A complex series of levers and rolls insinuate their way around the movement from the pushers to activate the respective calendar indications.

The caliber is of a radically original construction, with the perpetualcalendar mechanism integrated into the 13-ligne repeating movement.

The 7mm-diameter cylinders are embedded 2.5 millimetres into the level of the minute-repeater to reduce further the thickness of the movement. An anthracite-black finish on the circular-grained baseplate and on the bridges, exquisitely decorated in concentric Geneva stripes, contrasts with burnished steel, ruby and gold to highlight the beauty of the movement. And such beauty is too rare to hide solely for the eyes of the craftsmen who made it. To ensure that the fortunate
owner savors every element of the achievement that is Shabaka, the movement and all of its dazzling complexity can be viewed through the case-back.

Emphasizing the stunning geometrical design of the dial, the mesmerizing cylindrical calendar displays are integrated into the Shabaka landscape. This superb piece of engineering exists on four levels composed of a high-tech frame delineating fields of blackened gold set with pyramids of assorted golds. The red hour-markers at 10, 12 and 2 o’clock serve to indicate the day, date and month respectively, against corresponding red triangles in the centre of the dial.

Unmistakably and Art Deco-inspired design, with powerful Egyptian influences, the soul of this masterpiece lives in its exotic name – Shabaka, the 25th-dynasty Pharaoh and King of Egypt.
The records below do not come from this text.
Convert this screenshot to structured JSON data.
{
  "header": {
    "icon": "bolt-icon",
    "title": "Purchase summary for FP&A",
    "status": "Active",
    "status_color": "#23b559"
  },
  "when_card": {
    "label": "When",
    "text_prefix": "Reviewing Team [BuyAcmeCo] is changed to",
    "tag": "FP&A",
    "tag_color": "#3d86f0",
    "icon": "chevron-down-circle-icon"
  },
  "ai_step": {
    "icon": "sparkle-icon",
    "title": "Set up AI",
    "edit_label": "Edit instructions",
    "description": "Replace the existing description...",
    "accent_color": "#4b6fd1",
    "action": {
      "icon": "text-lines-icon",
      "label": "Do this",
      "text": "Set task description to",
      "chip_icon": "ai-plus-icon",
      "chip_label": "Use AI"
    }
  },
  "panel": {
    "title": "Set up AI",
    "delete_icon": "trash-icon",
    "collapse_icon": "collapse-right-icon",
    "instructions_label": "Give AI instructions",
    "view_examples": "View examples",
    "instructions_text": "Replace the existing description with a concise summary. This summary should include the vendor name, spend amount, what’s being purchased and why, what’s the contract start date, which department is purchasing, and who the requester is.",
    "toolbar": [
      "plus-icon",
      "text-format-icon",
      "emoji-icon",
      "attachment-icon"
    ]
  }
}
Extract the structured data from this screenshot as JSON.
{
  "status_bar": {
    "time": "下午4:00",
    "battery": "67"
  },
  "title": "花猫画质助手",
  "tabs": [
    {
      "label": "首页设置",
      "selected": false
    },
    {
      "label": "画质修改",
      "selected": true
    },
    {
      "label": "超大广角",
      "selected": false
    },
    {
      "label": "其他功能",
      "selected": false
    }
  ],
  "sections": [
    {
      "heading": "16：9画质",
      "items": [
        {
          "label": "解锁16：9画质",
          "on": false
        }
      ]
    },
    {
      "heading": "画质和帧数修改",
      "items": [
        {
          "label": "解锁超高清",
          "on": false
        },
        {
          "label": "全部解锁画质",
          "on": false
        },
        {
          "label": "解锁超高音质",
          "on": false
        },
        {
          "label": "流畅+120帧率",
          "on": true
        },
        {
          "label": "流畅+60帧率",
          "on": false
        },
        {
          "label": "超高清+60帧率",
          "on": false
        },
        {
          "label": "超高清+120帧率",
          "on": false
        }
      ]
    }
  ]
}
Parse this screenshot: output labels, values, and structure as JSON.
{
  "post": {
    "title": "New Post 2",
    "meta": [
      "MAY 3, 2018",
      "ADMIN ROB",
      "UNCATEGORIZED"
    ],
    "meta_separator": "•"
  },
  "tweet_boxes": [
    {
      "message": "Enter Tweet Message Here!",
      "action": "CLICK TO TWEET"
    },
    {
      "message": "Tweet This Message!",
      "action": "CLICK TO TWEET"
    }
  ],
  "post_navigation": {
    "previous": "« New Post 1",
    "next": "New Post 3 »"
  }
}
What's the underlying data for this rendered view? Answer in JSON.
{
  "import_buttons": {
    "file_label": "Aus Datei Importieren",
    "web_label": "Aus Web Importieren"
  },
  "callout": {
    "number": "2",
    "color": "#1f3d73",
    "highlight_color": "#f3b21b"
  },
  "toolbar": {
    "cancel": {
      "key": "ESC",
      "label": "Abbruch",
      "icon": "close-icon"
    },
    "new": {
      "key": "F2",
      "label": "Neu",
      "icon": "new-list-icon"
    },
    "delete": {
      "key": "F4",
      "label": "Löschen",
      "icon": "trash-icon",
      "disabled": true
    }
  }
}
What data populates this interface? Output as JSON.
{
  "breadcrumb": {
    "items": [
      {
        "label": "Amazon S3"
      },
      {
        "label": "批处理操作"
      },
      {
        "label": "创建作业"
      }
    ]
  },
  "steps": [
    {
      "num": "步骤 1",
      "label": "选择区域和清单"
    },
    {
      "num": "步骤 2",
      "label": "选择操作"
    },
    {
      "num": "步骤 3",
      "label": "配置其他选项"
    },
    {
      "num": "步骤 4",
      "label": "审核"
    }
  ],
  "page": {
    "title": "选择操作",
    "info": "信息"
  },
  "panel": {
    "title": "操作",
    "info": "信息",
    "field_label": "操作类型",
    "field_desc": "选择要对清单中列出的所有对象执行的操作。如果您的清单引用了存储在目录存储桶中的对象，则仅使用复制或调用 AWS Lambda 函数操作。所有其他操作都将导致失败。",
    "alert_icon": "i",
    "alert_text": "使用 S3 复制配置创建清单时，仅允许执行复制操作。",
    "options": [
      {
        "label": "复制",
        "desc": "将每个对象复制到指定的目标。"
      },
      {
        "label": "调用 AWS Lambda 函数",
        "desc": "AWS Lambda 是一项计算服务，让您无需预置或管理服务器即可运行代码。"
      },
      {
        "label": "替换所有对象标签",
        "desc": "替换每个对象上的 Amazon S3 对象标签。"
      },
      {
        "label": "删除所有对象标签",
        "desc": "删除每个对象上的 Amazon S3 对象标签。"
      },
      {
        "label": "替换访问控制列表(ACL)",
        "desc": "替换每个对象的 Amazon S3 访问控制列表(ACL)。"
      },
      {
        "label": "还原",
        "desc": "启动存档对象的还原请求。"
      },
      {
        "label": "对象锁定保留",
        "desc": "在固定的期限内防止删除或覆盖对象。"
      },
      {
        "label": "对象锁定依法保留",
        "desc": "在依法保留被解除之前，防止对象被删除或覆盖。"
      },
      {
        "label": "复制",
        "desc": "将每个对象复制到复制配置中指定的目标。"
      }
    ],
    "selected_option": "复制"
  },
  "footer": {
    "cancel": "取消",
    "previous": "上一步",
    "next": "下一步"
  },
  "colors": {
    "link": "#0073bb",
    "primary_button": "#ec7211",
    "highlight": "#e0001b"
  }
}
Shabaka has been imagined and realized by Thierry Oulevay and Christophe Claret, and is manufactured in the Christophe Claret workshops in Le Locle, Switzerland.
Both are partners in World Première Watchmaking S.A., custodians of the JEAN DUNAND brand. The Shabaka watch, their third joint project, follows the Tourbillon Orbital and a Grand Complication wristwatch with 12 fully integrated complications.

Technical specifications

Manually wound minute-repeater with instantaneous perpetual calendar.

Minutes and hours hands.
Days, dates and months on cylinders.
Leap-year cycle.
State-of-wind, directly by the mainspring.

Repeating the hours, quarters and minutes on two gongs.

Pushers in the case-band to advance the entire calendar (4 o’clock)
and the days only (2 o’clock).
Push-piece in the crown to set the months and years.
Push-piece in the case-band (5 o’clock) to set the moon.
Repeating slide.

With adjusting screws on an overcoil spring.
Swan’s neck index.

Approximately 45 hours.

721, including 54 jewels.

29.5mm (13 lignes).
Calendar plate, 36mm x 3.2mm (14 lignes).
Total height with dial and indications, 12.19mm.

18k white or red gold with a high-tech multilevel dial.
Dimensions, 44mm x 17.65mm.
Water-resistance, 3 ATM (30 metres).

See-through “Skyscraper” style, in 18k gold.

As a graphic designer, I'm fascinated by the crossroads between technology and aesthetics. Horology is one of these crafts, where art and engineering come together to produce mechanical wonders that grace the eye. WatchPaper was born from the desire to create an online tool where I can share my passion for watches.